** The task **
How many lines in the records below contain "text"? Reply with the number alone.

^^^^

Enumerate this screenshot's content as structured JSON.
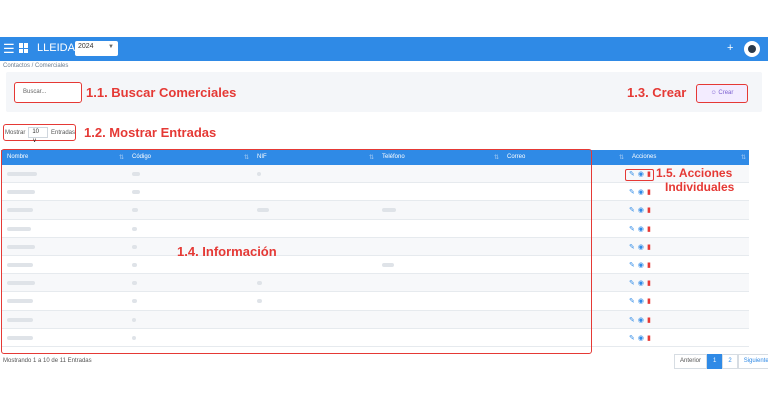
{
  "topbar": {
    "title": "LLEIDA 1",
    "year": "2024",
    "plus": "+"
  },
  "breadcrumb": "Contactos / Comerciales",
  "search": {
    "placeholder": "Buscar..."
  },
  "create_button": "Crear",
  "show": {
    "label_before": "Mostrar",
    "value": "10",
    "label_after": "Entradas"
  },
  "annotations": {
    "search": "1.1. Buscar Comerciales",
    "show": "1.2. Mostrar Entradas",
    "create": "1.3. Crear",
    "info": "1.4. Información",
    "actions_line1": "1.5. Acciones",
    "actions_line2": "Individuales"
  },
  "table": {
    "columns": [
      "Nombre",
      "Código",
      "NIF",
      "Teléfono",
      "Correo",
      "Acciones"
    ],
    "row_count": 10
  },
  "footer": {
    "info": "Mostrando 1 a 10 de 11 Entradas",
    "prev": "Anterior",
    "pages": [
      "1",
      "2"
    ],
    "next": "Siguiente"
  },
  "colors": {
    "primary": "#2f8ae6",
    "annotation": "#e53935"
  },
  "icons": [
    "menu-icon",
    "apps-grid-icon",
    "plus-icon",
    "avatar-icon",
    "edit-icon",
    "view-icon",
    "delete-icon",
    "user-add-icon"
  ]
}
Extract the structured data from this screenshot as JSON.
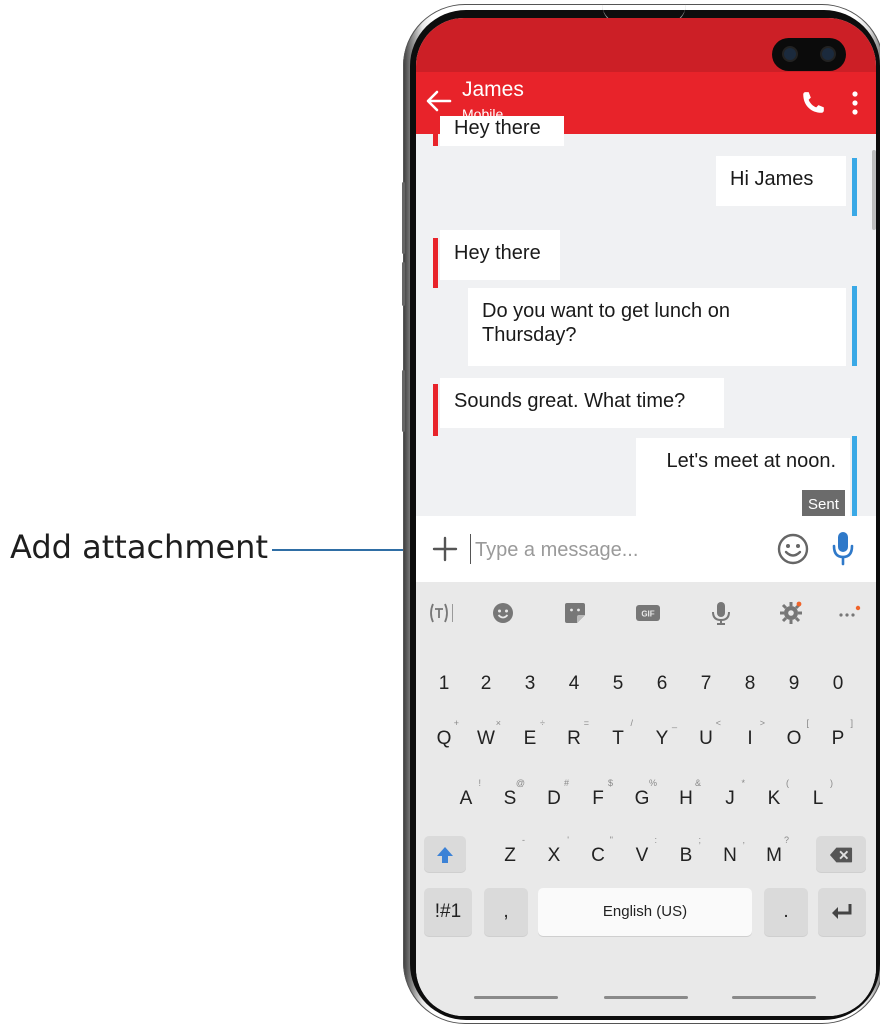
{
  "callout": {
    "label": "Add attachment"
  },
  "header": {
    "contact_name": "James",
    "contact_subtitle": "Mobile",
    "brand_color": "#e8232a"
  },
  "conversation": {
    "partial_top": "Hey there",
    "messages": [
      {
        "direction": "outgoing",
        "text": "Hi James"
      },
      {
        "direction": "incoming",
        "text": "Hey there"
      },
      {
        "direction": "outgoing",
        "text": "Do you want to get lunch on Thursday?"
      },
      {
        "direction": "incoming",
        "text": "Sounds great. What time?"
      },
      {
        "direction": "outgoing",
        "text": "Let's meet at noon.",
        "status": "Sent"
      }
    ]
  },
  "composer": {
    "placeholder": "Type a message...",
    "icons": [
      "plus-icon",
      "emoji-icon",
      "microphone-icon"
    ]
  },
  "keyboard": {
    "toolbar_icons": [
      "text-translate-icon",
      "emoji-icon",
      "sticker-icon",
      "gif-icon",
      "microphone-icon",
      "settings-icon",
      "more-icon"
    ],
    "gif_label": "GIF",
    "number_row": [
      "1",
      "2",
      "3",
      "4",
      "5",
      "6",
      "7",
      "8",
      "9",
      "0"
    ],
    "row1": [
      "Q",
      "W",
      "E",
      "R",
      "T",
      "Y",
      "U",
      "I",
      "O",
      "P"
    ],
    "row1_hints": [
      "+",
      "×",
      "÷",
      "=",
      "/",
      "_",
      "<",
      ">",
      "[",
      "]"
    ],
    "row2": [
      "A",
      "S",
      "D",
      "F",
      "G",
      "H",
      "J",
      "K",
      "L"
    ],
    "row2_hints": [
      "!",
      "@",
      "#",
      "$",
      "%",
      "&",
      "*",
      "(",
      ")"
    ],
    "row3": [
      "Z",
      "X",
      "C",
      "V",
      "B",
      "N",
      "M"
    ],
    "row3_hints": [
      "-",
      "'",
      "\"",
      ":",
      ";",
      ",",
      "?"
    ],
    "symbols_key": "!#1",
    "comma_key": ",",
    "space_key": "English (US)",
    "period_key": ".",
    "shift_color": "#3c82d6"
  }
}
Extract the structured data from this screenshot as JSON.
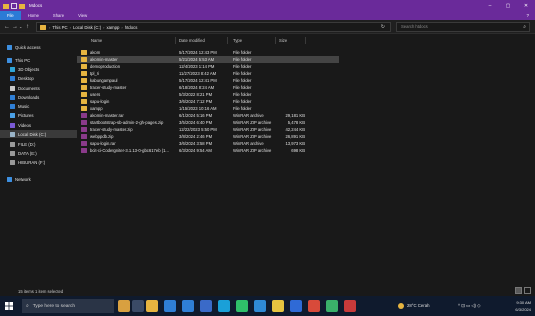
{
  "window": {
    "title": "Mdocs",
    "controls": [
      "–",
      "▢",
      "✕"
    ]
  },
  "ribbon": {
    "tabs": [
      "File",
      "Home",
      "Share",
      "View"
    ],
    "active": "File",
    "help_glyph": "?"
  },
  "address": {
    "crumbs": [
      "This PC",
      "Local Disk (C:)",
      "xampp",
      "htdocs"
    ],
    "search_placeholder": "Search htdocs"
  },
  "sidebar": {
    "items": [
      {
        "label": "Quick access",
        "icon": "star-icon",
        "color": "#3d8fe0",
        "selected": false
      },
      {
        "label": "This PC",
        "icon": "computer-icon",
        "color": "#3d8fe0",
        "selected": false
      },
      {
        "label": "3D Objects",
        "icon": "cube-icon",
        "color": "#2fa6d8",
        "selected": false
      },
      {
        "label": "Desktop",
        "icon": "desktop-icon",
        "color": "#2f7fd6",
        "selected": false
      },
      {
        "label": "Documents",
        "icon": "document-icon",
        "color": "#c8c8c8",
        "selected": false
      },
      {
        "label": "Downloads",
        "icon": "download-icon",
        "color": "#2f7fd6",
        "selected": false
      },
      {
        "label": "Music",
        "icon": "music-icon",
        "color": "#2f7fd6",
        "selected": false
      },
      {
        "label": "Pictures",
        "icon": "picture-icon",
        "color": "#4aa0e6",
        "selected": false
      },
      {
        "label": "Videos",
        "icon": "video-icon",
        "color": "#7a5ad6",
        "selected": false
      },
      {
        "label": "Local Disk (C:)",
        "icon": "drive-icon",
        "color": "#9ab4c8",
        "selected": true
      },
      {
        "label": "FILE (D:)",
        "icon": "drive-icon",
        "color": "#9a9a9a",
        "selected": false
      },
      {
        "label": "DATA (E:)",
        "icon": "drive-icon",
        "color": "#9a9a9a",
        "selected": false
      },
      {
        "label": "HIBURAN (F:)",
        "icon": "drive-icon",
        "color": "#9a9a9a",
        "selected": false
      },
      {
        "label": "Network",
        "icon": "network-icon",
        "color": "#3d8fe0",
        "selected": false
      }
    ]
  },
  "columns": [
    "Name",
    "Date modified",
    "Type",
    "Size"
  ],
  "files": [
    {
      "name": "akom",
      "date": "5/17/2024 12:43 PM",
      "type": "File folder",
      "size": "",
      "kind": "folder",
      "selected": false
    },
    {
      "name": "akomin-master",
      "date": "5/21/2024 5:53 AM",
      "type": "File folder",
      "size": "",
      "kind": "folder",
      "selected": true
    },
    {
      "name": "demoproduction",
      "date": "12/4/2023 1:14 PM",
      "type": "File folder",
      "size": "",
      "kind": "folder",
      "selected": false
    },
    {
      "name": "tpl_ri",
      "date": "11/27/2023 8:42 AM",
      "type": "File folder",
      "size": "",
      "kind": "folder",
      "selected": false
    },
    {
      "name": "kabungampaul",
      "date": "5/17/2024 12:41 PM",
      "type": "File folder",
      "size": "",
      "kind": "folder",
      "selected": false
    },
    {
      "name": "tracer-study-master",
      "date": "6/18/2024 8:24 AM",
      "type": "File folder",
      "size": "",
      "kind": "folder",
      "selected": false
    },
    {
      "name": "users",
      "date": "5/3/2022 8:21 PM",
      "type": "File folder",
      "size": "",
      "kind": "folder",
      "selected": false
    },
    {
      "name": "sapu-login",
      "date": "3/6/2024 7:12 PM",
      "type": "File folder",
      "size": "",
      "kind": "folder",
      "selected": false
    },
    {
      "name": "xampp",
      "date": "1/15/2023 10:16 AM",
      "type": "File folder",
      "size": "",
      "kind": "folder",
      "selected": false
    },
    {
      "name": "akomin-master.rar",
      "date": "6/1/2024 5:16 PM",
      "type": "WinRAR archive",
      "size": "29,181 KB",
      "kind": "archive",
      "selected": false
    },
    {
      "name": "startbootstrap-sb-admin-2-gh-pages.zip",
      "date": "3/5/2024 6:40 PM",
      "type": "WinRAR ZIP archive",
      "size": "5,478 KB",
      "kind": "archive",
      "selected": false
    },
    {
      "name": "tracer-study-master.zip",
      "date": "12/22/2023 5:50 PM",
      "type": "WinRAR ZIP archive",
      "size": "42,244 KB",
      "kind": "archive",
      "selected": false
    },
    {
      "name": "webppdb.zip",
      "date": "3/8/2024 2:46 PM",
      "type": "WinRAR ZIP archive",
      "size": "26,891 KB",
      "kind": "archive",
      "selected": false
    },
    {
      "name": "sapu-login.rar",
      "date": "3/6/2024 3:58 PM",
      "type": "WinRAR archive",
      "size": "13,973 KB",
      "kind": "archive",
      "selected": false
    },
    {
      "name": "bcit-ci-CodeIgniter-3.1.13-0-gbc617eb (1...",
      "date": "6/3/2024 9:54 AM",
      "type": "WinRAR ZIP archive",
      "size": "698 KB",
      "kind": "archive",
      "selected": false
    }
  ],
  "status": {
    "text": "15 items   1 item selected"
  },
  "taskbar": {
    "search_placeholder": "Type here to search",
    "apps": [
      {
        "icon": "people-icon",
        "color": "#d8a040"
      },
      {
        "icon": "task-view-icon",
        "color": "#3a4a66"
      },
      {
        "icon": "file-explorer-icon",
        "color": "#e6b440"
      },
      {
        "icon": "app-icon",
        "color": "#2f7fd6"
      },
      {
        "icon": "mail-icon",
        "color": "#2f7fd6"
      },
      {
        "icon": "store-icon",
        "color": "#3a6ac8"
      },
      {
        "icon": "edge-icon",
        "color": "#1aa0d8"
      },
      {
        "icon": "whatsapp-icon",
        "color": "#2fbf6a"
      },
      {
        "icon": "vscode-icon",
        "color": "#2f8ad6"
      },
      {
        "icon": "chrome-icon",
        "color": "#e6c440"
      },
      {
        "icon": "app-icon",
        "color": "#2f6ad6"
      },
      {
        "icon": "app-icon",
        "color": "#d84a3a"
      },
      {
        "icon": "app-icon",
        "color": "#3ab06a"
      },
      {
        "icon": "app-icon",
        "color": "#c83a3a"
      }
    ],
    "weather": "28°C Cerah",
    "tray_glyphs": "^  ⊡  ▭  ◁)  ◇",
    "time": "9:30 AM",
    "date": "6/3/2024"
  }
}
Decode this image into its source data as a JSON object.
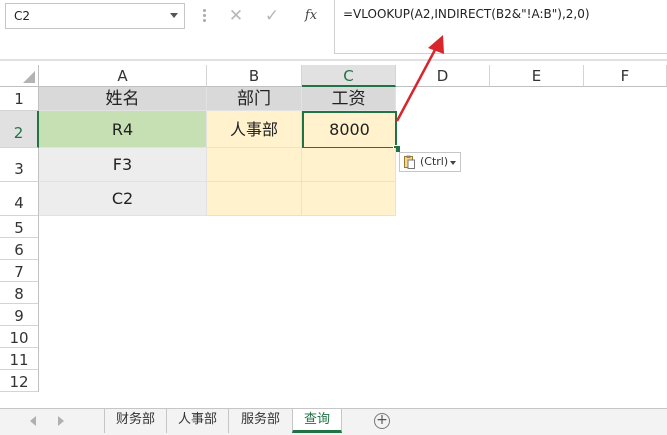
{
  "formula_bar": {
    "name_box": "C2",
    "cancel_icon": "close-icon",
    "enter_icon": "check-icon",
    "fx_label": "fx",
    "formula": "=VLOOKUP(A2,INDIRECT(B2&\"!A:B\"),2,0)"
  },
  "columns": [
    "A",
    "B",
    "C",
    "D",
    "E",
    "F"
  ],
  "rows": [
    "1",
    "2",
    "3",
    "4",
    "5",
    "6",
    "7",
    "8",
    "9",
    "10",
    "11",
    "12"
  ],
  "table": {
    "headers": [
      "姓名",
      "部门",
      "工资"
    ],
    "records": [
      {
        "name": "R4",
        "dept": "人事部",
        "salary": "8000"
      },
      {
        "name": "F3",
        "dept": "",
        "salary": ""
      },
      {
        "name": "C2",
        "dept": "",
        "salary": ""
      }
    ]
  },
  "paste_options": {
    "label": "(Ctrl)",
    "icon": "clipboard-icon"
  },
  "sheet_tabs": [
    "财务部",
    "人事部",
    "服务部",
    "查询"
  ],
  "active_tab": "查询",
  "colors": {
    "accent": "#217346",
    "annotation_arrow": "#d9262b",
    "green_cell": "#c6e0b4",
    "yellow_cell": "#fff2cc",
    "gray_cell": "#ededed"
  }
}
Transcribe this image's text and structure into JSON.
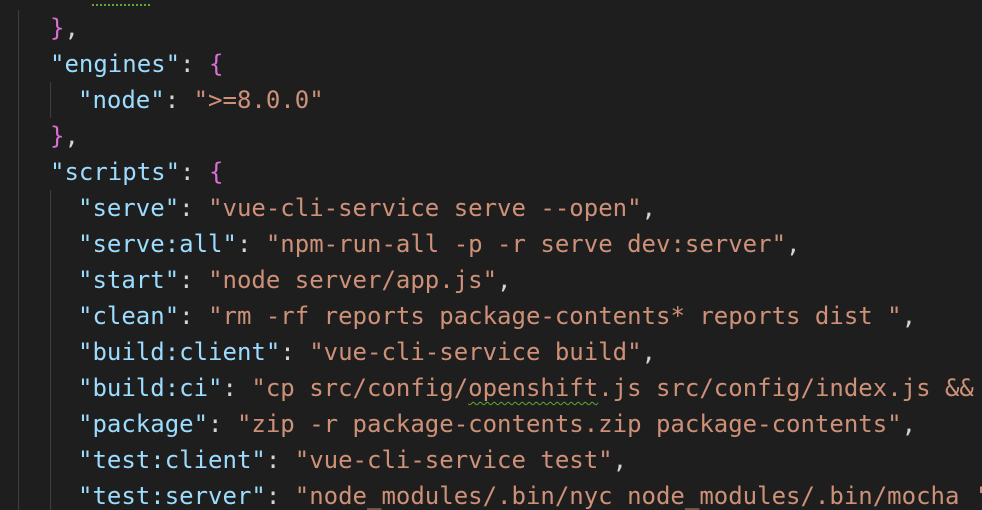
{
  "editor": {
    "theme_colors": {
      "background": "#1e1e1e",
      "key": "#9cdcfe",
      "string": "#ce9178",
      "punctuation": "#d4d4d4",
      "brace": "#da70d6",
      "squiggle": "#5fa832"
    },
    "lines": [
      {
        "close": "}",
        "comma": ","
      },
      {
        "key": "\"engines\"",
        "colon": ": ",
        "open": "{"
      },
      {
        "key": "\"node\"",
        "colon": ": ",
        "value": "\">=8.0.0\""
      },
      {
        "close": "}",
        "comma": ","
      },
      {
        "key": "\"scripts\"",
        "colon": ": ",
        "open": "{"
      },
      {
        "key": "\"serve\"",
        "colon": ": ",
        "value": "\"vue-cli-service serve --open\"",
        "comma": ","
      },
      {
        "key": "\"serve:all\"",
        "colon": ": ",
        "value": "\"npm-run-all -p -r serve dev:server\"",
        "comma": ","
      },
      {
        "key": "\"start\"",
        "colon": ": ",
        "value": "\"node server/app.js\"",
        "comma": ","
      },
      {
        "key": "\"clean\"",
        "colon": ": ",
        "value": "\"rm -rf reports package-contents* reports dist \"",
        "comma": ","
      },
      {
        "key": "\"build:client\"",
        "colon": ": ",
        "value": "\"vue-cli-service build\"",
        "comma": ","
      },
      {
        "key": "\"build:ci\"",
        "colon": ": ",
        "value_pre": "\"cp src/config/",
        "value_squiggle": "openshift",
        "value_post": ".js src/config/index.js &&"
      },
      {
        "key": "\"package\"",
        "colon": ": ",
        "value": "\"zip -r package-contents.zip package-contents\"",
        "comma": ","
      },
      {
        "key": "\"test:client\"",
        "colon": ": ",
        "value": "\"vue-cli-service test\"",
        "comma": ","
      },
      {
        "key": "\"test:server\"",
        "colon": ": ",
        "value": "\"node_modules/.bin/nyc node_modules/.bin/mocha '"
      }
    ]
  }
}
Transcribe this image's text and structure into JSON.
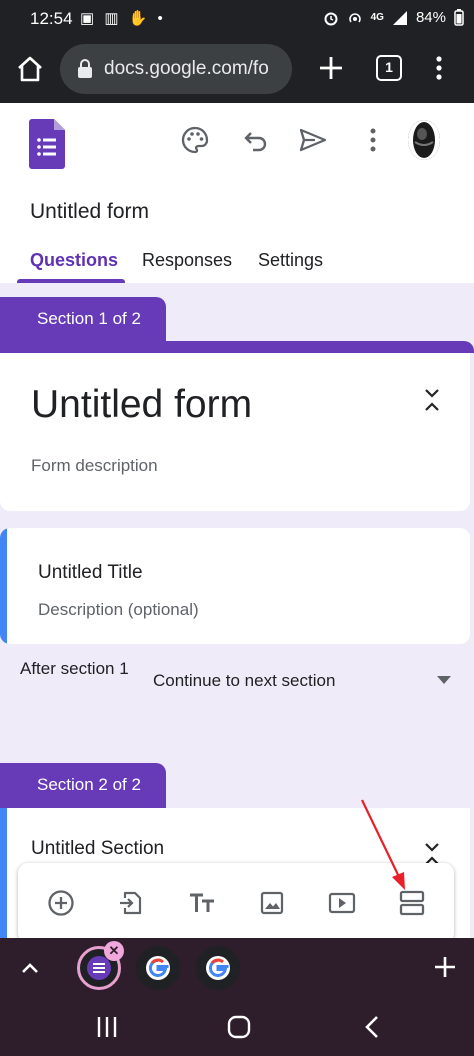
{
  "statusbar": {
    "time": "12:54",
    "left_icons": "▣ ▥ ✋ •",
    "network": "4G",
    "battery": "84%"
  },
  "browser": {
    "url": "docs.google.com/fo",
    "tab_count": "1"
  },
  "header": {
    "form_name": "Untitled form",
    "tabs": [
      {
        "label": "Questions",
        "active": true
      },
      {
        "label": "Responses",
        "active": false
      },
      {
        "label": "Settings",
        "active": false
      }
    ]
  },
  "section1": {
    "label": "Section 1 of 2",
    "title": "Untitled form",
    "description": "Form description"
  },
  "title_block": {
    "title": "Untitled Title",
    "description": "Description (optional)"
  },
  "after_section": {
    "label": "After section 1",
    "value": "Continue to next section"
  },
  "section2": {
    "label": "Section 2 of 2",
    "title": "Untitled Section"
  },
  "toolbar": {
    "tools": [
      "add-question",
      "import-questions",
      "add-title",
      "add-image",
      "add-video",
      "add-section"
    ]
  },
  "colors": {
    "accent": "#673ab7",
    "canvas": "#f0ebf8",
    "blue_bar": "#4285f4",
    "annotation": "#e8202a"
  }
}
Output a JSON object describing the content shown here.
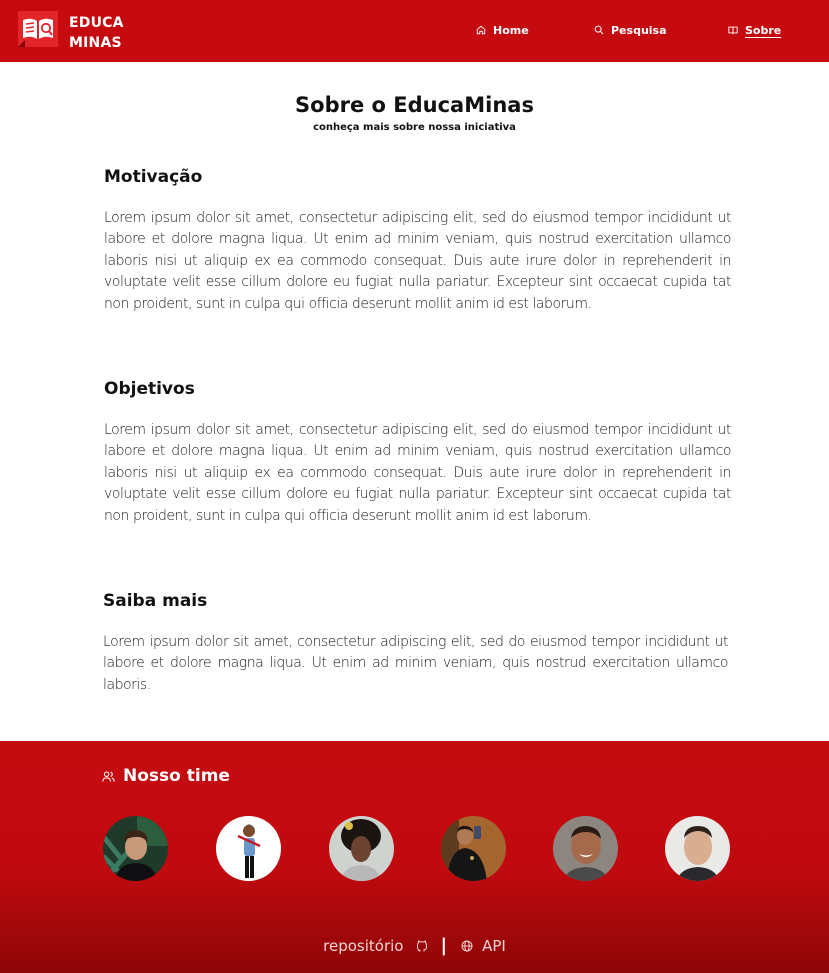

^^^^

** Output of the exercise **
9